Work to be completed ▸ Report each line of the data that includes the word "title".

Dataset records ▸
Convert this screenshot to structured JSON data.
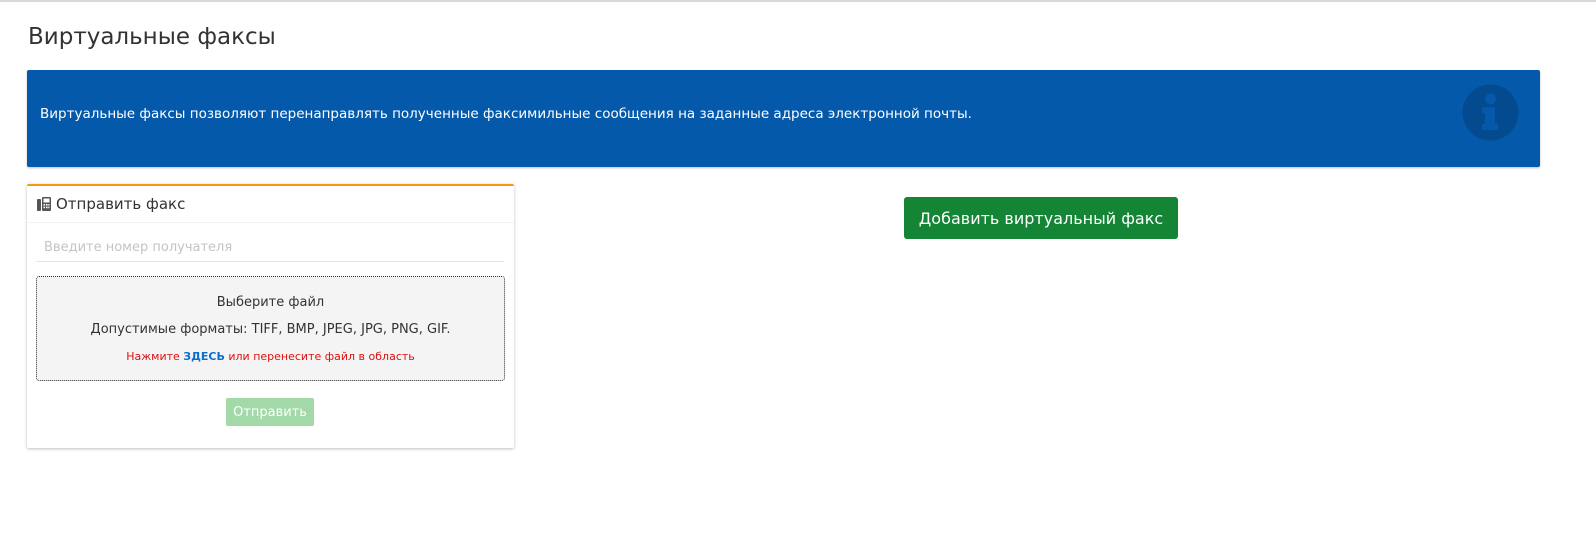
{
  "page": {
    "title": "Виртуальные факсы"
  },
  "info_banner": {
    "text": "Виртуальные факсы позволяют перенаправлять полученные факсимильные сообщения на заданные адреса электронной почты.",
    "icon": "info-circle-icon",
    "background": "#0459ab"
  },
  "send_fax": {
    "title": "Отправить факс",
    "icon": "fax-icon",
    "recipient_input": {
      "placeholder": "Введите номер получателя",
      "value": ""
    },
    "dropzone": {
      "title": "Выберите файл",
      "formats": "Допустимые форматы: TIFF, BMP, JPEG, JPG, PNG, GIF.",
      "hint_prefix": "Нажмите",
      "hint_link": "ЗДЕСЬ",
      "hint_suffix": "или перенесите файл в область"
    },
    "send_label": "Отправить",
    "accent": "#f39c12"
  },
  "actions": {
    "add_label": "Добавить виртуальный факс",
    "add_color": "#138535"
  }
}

Exercise response ▸
    "title": "Виртуальные факсы"
    "title": "Отправить факс",
      "title": "Выберите файл",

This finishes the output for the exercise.